November 5, 2018
Share your #SafeNapSnap to help promote infant safe sleep
MDH calls on retailers and advertisers to use safe sleep images to save lives
Losing an infant to a suffocation accident is a tragedy that everyone wants to help parents avoid. To that end, pediatricians and health experts recommend that parents minimize the risk of harm by putting their infants to sleep without blankets, crib bumpers, pillows or other loose objects in the crib.
Unfortunately, despite this guidance it is still common to see advertising and social media images that depict infants sleeping with these risky items in their bed. Typically these images are used by advertisers or others who do not realize that the conditions shown could be harmful. To raise awareness of safe sleep recommendations and reduce the use of images that accidentally reinforce unsafe sleep conditions, the Minnesota Department of Health (MDH) is encouraging parents, retailers and advertisers to use social media to post and share pictures of babies sleeping safely with #SafeNapSnap during Safe Sleep Week, Nov. 4 through 10.
In addition, Governor Mark Dayton has proclaimed Nov. 4 through 10 Safe Sleep Week and the I-35W St. Anthony Falls Bridge will be lit pink and blue on Wednesday, Nov. 7.
Minnesota data show that unsafe sleep environments account for nearly all unexpected infant deaths in Minnesota, with about 50 infants dying each year. MDH analysis showed several notable risk factors involved in the 53 sleep-related infant deaths reported in Minnesota in 2015.
Among the findings:
- 93 percent had loose objects around them, such as pillows or blankets, or were not placed on a firm surface, such as a crib mattress, to sleep.
- 49 percent of the babies were sharing a sleep surface, such as a bed, sofa or recliner, with another person.
- 27 percent were in an unsafe sleep position, such as being placed on their side or belly rather than on their back.
A study conducted by Children’s National Medical Center (Safe Sleep Guideline Adherence in Nationwide Marketing of Infant Cribs and Products) found that in magazines targeting women of childbearing age, more than one-third of the images showed babies in unsafe sleep positions and more than two-thirds showed babies in unsafe sleep environments. In addition, 9 percent of new mothers reported that their health care providers did not talk to them about how to lay their babies down to sleep, according to the Minnesota Pregnancy Risk Assessment Monitoring System data from 2012-2014.
In response to these statistics, infant safe sleep organizations recommend that advertisers create, select and use only images that depict babies who appear to be 18 months of age or younger in safe-sleep positions and safe-sleep environments.

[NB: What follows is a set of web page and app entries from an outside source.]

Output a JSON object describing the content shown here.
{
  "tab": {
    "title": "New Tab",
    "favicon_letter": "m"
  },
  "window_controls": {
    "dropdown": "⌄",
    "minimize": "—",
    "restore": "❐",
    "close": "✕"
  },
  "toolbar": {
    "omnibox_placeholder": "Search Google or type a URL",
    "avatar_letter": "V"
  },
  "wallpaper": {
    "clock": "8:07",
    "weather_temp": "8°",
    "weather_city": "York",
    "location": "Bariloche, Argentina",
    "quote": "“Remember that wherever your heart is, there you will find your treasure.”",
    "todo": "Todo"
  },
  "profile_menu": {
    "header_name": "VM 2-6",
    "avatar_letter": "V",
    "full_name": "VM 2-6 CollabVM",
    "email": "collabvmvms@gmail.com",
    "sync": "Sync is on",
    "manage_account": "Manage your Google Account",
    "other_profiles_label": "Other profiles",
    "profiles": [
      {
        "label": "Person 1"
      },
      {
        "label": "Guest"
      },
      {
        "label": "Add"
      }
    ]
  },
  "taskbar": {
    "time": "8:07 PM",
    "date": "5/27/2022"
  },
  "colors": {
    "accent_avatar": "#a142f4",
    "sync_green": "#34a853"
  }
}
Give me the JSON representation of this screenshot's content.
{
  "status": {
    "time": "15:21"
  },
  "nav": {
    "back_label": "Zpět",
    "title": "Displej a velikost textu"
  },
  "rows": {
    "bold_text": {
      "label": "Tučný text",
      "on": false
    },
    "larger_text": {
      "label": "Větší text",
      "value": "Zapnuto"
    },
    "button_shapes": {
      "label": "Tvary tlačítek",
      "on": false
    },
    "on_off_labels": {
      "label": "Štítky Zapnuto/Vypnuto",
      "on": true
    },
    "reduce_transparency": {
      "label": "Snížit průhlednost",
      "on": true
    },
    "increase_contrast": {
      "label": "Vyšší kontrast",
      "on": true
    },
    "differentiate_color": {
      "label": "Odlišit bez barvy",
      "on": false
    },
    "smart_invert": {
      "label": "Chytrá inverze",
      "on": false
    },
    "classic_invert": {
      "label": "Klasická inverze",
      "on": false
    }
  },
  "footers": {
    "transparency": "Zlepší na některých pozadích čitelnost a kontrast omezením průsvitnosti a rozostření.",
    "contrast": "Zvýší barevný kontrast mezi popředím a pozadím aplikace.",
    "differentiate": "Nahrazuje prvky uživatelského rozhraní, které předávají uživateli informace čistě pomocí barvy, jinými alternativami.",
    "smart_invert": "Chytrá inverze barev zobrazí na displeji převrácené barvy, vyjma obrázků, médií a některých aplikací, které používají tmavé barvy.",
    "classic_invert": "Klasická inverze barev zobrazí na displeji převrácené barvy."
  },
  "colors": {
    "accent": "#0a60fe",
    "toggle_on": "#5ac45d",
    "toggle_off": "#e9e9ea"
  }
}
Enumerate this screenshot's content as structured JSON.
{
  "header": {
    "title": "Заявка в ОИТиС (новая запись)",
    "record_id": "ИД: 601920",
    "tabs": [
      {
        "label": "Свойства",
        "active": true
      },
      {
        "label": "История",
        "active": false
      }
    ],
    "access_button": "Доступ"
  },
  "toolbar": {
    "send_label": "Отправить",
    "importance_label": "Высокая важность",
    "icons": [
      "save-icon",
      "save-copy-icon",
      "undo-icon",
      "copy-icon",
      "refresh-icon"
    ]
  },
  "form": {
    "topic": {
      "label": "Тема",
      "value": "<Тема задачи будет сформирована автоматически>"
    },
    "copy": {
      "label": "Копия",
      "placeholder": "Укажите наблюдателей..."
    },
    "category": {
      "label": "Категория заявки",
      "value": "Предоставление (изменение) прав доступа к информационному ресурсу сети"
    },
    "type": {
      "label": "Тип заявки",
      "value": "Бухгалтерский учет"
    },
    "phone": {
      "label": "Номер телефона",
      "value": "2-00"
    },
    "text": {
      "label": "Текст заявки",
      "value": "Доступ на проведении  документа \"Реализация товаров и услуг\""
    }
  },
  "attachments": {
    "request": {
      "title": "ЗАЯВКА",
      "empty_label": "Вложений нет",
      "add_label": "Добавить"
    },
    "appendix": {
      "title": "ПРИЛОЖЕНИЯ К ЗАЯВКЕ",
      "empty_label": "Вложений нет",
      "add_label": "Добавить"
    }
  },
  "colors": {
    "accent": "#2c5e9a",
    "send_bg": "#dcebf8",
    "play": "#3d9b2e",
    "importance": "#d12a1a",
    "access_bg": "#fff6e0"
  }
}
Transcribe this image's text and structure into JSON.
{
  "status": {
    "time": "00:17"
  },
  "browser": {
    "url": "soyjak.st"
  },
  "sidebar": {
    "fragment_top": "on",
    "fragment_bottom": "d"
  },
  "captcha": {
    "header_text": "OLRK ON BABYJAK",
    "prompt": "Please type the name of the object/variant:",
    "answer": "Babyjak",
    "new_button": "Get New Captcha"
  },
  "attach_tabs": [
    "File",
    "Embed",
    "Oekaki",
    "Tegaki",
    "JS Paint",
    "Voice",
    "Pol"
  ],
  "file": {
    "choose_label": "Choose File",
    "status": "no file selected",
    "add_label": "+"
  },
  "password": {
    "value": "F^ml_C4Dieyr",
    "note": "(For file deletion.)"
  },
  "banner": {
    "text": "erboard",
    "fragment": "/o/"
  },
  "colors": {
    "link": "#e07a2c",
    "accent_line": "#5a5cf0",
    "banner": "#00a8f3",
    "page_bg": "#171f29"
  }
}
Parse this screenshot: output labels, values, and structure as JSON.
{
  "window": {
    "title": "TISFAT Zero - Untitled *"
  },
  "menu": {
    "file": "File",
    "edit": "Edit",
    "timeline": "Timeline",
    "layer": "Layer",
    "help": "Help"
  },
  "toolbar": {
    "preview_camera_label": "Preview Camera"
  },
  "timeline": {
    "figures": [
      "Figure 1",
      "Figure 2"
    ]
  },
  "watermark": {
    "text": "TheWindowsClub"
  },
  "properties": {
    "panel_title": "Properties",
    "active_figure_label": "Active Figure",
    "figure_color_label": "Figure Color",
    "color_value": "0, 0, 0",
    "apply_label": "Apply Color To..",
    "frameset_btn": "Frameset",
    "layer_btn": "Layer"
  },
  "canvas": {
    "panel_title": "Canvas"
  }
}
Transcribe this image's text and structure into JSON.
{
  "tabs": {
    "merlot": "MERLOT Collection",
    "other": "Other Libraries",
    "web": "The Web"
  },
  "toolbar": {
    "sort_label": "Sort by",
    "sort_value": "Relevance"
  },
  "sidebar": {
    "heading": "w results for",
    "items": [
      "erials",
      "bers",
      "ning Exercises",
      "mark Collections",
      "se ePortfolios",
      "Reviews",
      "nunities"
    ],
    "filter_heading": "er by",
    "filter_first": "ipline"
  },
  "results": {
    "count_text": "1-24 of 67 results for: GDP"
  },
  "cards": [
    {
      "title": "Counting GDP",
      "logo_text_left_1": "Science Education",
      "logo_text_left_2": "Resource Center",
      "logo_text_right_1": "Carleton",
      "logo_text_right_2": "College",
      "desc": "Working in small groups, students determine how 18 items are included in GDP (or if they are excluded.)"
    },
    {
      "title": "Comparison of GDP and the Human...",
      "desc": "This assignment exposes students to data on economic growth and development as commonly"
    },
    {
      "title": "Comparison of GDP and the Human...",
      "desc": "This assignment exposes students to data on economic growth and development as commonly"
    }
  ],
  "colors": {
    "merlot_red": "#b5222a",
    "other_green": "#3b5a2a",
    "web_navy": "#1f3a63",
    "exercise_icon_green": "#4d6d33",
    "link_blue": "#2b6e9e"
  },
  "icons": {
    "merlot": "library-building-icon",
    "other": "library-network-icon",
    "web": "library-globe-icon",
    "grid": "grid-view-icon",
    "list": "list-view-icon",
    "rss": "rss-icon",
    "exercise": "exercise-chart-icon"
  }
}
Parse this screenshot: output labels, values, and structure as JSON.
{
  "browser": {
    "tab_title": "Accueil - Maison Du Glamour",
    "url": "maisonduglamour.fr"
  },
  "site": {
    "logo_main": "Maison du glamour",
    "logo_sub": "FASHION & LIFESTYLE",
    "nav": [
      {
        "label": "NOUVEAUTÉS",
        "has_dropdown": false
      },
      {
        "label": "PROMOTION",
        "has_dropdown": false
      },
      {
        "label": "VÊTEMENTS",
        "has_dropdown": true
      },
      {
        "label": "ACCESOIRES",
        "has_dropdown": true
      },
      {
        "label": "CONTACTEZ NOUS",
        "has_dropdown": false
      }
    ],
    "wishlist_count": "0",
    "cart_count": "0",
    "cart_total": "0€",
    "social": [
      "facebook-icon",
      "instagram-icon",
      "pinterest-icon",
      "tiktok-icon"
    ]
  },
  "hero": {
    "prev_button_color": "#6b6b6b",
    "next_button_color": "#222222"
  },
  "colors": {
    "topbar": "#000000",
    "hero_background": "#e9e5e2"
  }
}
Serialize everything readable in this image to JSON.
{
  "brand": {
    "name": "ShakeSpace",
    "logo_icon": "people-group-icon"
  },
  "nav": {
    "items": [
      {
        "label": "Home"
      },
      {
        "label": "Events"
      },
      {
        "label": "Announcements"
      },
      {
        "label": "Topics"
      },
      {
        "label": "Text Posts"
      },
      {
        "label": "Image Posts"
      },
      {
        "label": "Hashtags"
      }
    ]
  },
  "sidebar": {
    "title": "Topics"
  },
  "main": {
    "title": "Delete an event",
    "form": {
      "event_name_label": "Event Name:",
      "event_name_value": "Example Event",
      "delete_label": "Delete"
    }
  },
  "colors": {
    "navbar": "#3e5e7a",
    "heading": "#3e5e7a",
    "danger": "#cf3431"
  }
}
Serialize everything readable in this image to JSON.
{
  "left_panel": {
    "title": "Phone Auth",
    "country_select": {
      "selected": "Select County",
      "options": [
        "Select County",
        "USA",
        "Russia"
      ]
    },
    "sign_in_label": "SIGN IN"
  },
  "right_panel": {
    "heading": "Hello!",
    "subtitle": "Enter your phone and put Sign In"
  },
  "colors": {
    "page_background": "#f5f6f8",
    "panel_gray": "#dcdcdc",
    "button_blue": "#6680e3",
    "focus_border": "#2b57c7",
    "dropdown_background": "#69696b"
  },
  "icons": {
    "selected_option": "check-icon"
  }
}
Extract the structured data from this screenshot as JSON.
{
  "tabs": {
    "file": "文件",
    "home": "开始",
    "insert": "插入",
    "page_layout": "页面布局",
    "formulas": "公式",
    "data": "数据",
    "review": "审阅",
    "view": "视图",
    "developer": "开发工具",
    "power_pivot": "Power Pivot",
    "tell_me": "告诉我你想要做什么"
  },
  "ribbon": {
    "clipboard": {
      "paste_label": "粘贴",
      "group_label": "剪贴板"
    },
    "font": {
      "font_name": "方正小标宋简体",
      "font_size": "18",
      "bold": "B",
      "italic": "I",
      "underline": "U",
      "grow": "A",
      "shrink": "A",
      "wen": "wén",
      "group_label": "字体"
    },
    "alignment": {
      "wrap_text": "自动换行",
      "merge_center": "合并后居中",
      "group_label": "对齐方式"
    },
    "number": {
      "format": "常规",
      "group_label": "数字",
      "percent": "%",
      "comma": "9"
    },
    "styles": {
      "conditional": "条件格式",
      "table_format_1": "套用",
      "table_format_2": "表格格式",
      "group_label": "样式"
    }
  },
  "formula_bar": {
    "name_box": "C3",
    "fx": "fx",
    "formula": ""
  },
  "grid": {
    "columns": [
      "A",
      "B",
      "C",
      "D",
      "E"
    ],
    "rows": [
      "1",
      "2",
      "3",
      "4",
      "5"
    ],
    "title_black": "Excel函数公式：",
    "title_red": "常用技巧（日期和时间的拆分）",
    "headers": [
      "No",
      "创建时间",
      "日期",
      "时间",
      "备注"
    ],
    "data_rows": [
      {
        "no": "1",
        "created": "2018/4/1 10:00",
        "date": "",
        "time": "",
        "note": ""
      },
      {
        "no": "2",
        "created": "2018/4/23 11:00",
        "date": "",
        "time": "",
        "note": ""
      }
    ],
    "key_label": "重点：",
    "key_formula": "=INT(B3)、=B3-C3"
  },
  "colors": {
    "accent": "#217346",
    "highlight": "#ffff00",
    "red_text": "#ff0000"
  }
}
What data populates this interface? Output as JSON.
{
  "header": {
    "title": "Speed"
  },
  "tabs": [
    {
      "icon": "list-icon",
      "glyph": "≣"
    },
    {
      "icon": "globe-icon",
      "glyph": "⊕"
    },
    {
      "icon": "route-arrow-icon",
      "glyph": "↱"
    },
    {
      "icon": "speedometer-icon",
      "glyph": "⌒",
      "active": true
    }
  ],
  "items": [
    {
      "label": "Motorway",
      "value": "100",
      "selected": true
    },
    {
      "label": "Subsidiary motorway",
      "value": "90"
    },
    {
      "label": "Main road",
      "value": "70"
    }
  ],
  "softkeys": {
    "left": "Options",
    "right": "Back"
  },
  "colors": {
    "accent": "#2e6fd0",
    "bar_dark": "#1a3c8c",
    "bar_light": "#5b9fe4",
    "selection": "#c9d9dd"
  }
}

Here are some of the photo dos and don’ts promoted by the American Association of Advertising Agencies:
- DO show babies sleeping on their backs.
- DO show babies sleeping in a crib that meets current safety standards.
- DO demonstrate room sharing, but not bed sharing, for babies under six months old.
- DO show sleeping babies dressed in only a wearable blanket or other sleeper to keep them warm.
- DO when possible show photos demonstrating room sharing for babies under six months of age; showing the baby’s separate, safe sleep area in the room with, or alongside, the adult bed.
- Don’t show babies sleeping with an adult or on an adult bed, sofa, chair or other unsafe place.
- Don’t show babies sleeping in car seats, infant carriers, swings, slings or similar products. There are many reports of babies dying while sleeping in these devices.
- Don’t show photos showing soft or loose bedding items such as blankets, quilts, soft or pillow-like bumpers, pillows or stuffed animals in the baby’s sleep space.
Ideally, photos should support the ABCs of safe sleep:
ALONE: Infants should always sleep or nap alone.
BACK: Always put a baby on their back to sleep or nap.
CRIB: Babies should always sleep or nap in their own safety-approved crib or play yard.
Instead of using blankets to keep infants warm, parents are urged to dress babies in pajamas or other clothing appropriate for the temperature. As always, parents should talk with a doctor or nurse if they have questions or concerns.
Other risks include exposure to cigarette smoke and co-sleeping. It is important for babies to sleep separately from other sleeping children and adults to avoid the risk of suffocation. One positive alternative is co-rooming, where the baby sleeps in their own safe crib, bassinette or play yard but is still nearby for breastfeeding and night-time diaper changes. A safe sleeping environment is just as important during naptime.